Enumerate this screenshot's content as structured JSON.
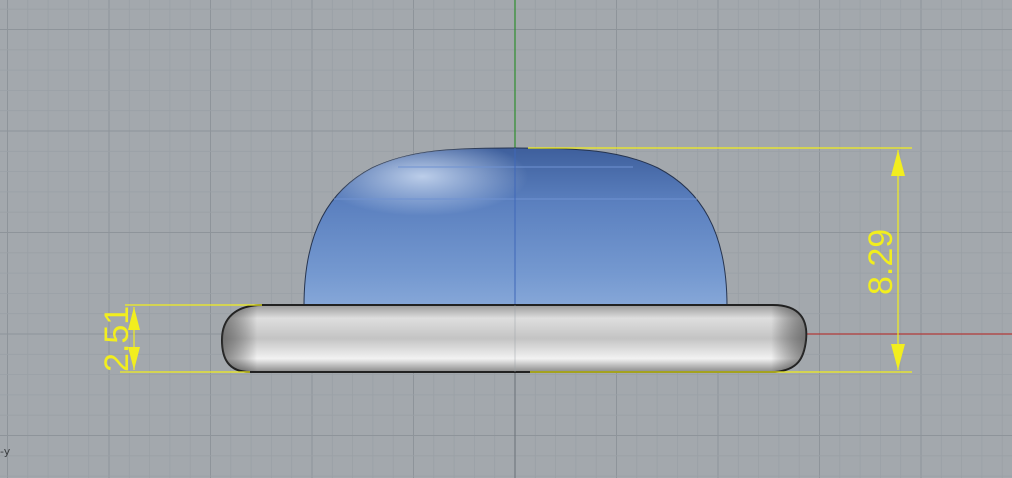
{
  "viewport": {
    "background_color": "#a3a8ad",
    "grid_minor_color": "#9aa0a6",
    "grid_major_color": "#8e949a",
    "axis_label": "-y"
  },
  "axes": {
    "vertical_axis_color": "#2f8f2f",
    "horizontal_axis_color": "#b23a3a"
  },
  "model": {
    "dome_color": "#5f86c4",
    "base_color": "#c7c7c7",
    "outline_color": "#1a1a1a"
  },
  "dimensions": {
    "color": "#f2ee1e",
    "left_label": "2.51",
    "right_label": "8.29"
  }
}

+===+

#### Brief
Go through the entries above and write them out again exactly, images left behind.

#### Answer box
Enumerate this screenshot's content as structured JSON.
{
  "viewport": {
    "background_color": "#a3a8ad",
    "grid_minor_color": "#9aa0a6",
    "grid_major_color": "#8e949a",
    "axis_label": "-y"
  },
  "axes": {
    "vertical_axis_color": "#2f8f2f",
    "horizontal_axis_color": "#b23a3a"
  },
  "model": {
    "dome_color": "#5f86c4",
    "base_color": "#c7c7c7",
    "outline_color": "#1a1a1a"
  },
  "dimensions": {
    "color": "#f2ee1e",
    "left_label": "2.51",
    "right_label": "8.29"
  }
}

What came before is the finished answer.